[Start of section]

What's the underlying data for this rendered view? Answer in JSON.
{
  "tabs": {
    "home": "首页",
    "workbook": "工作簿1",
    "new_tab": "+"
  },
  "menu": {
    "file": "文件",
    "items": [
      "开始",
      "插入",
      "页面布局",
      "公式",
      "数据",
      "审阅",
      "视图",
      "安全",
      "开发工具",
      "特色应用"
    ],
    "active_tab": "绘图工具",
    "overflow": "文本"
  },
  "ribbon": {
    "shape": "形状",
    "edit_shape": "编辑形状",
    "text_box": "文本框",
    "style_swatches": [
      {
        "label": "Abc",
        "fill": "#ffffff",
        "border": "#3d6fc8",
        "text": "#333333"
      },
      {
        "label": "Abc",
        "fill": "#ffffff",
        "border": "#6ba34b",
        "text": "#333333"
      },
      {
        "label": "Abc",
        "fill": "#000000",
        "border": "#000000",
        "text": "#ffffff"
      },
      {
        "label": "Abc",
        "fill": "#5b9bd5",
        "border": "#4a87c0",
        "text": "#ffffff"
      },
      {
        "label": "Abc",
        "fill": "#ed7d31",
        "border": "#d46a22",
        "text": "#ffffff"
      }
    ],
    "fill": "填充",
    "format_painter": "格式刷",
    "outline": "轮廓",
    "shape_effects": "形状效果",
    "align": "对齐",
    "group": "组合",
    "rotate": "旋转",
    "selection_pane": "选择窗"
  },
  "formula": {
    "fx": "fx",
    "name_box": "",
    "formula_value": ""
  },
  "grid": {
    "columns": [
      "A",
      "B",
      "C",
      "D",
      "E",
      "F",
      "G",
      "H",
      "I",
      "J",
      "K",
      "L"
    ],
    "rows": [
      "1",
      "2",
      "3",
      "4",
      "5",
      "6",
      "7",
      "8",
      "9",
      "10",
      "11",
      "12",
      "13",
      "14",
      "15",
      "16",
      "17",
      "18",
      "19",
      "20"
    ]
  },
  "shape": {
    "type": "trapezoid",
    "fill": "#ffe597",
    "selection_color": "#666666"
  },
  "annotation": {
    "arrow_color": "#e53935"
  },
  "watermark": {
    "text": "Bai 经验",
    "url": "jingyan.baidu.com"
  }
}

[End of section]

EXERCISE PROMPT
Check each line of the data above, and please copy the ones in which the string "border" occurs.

YOUR SOLUTION
        "border": "#3d6fc8",
        "border": "#6ba34b",
        "border": "#000000",
        "border": "#4a87c0",
        "border": "#d46a22",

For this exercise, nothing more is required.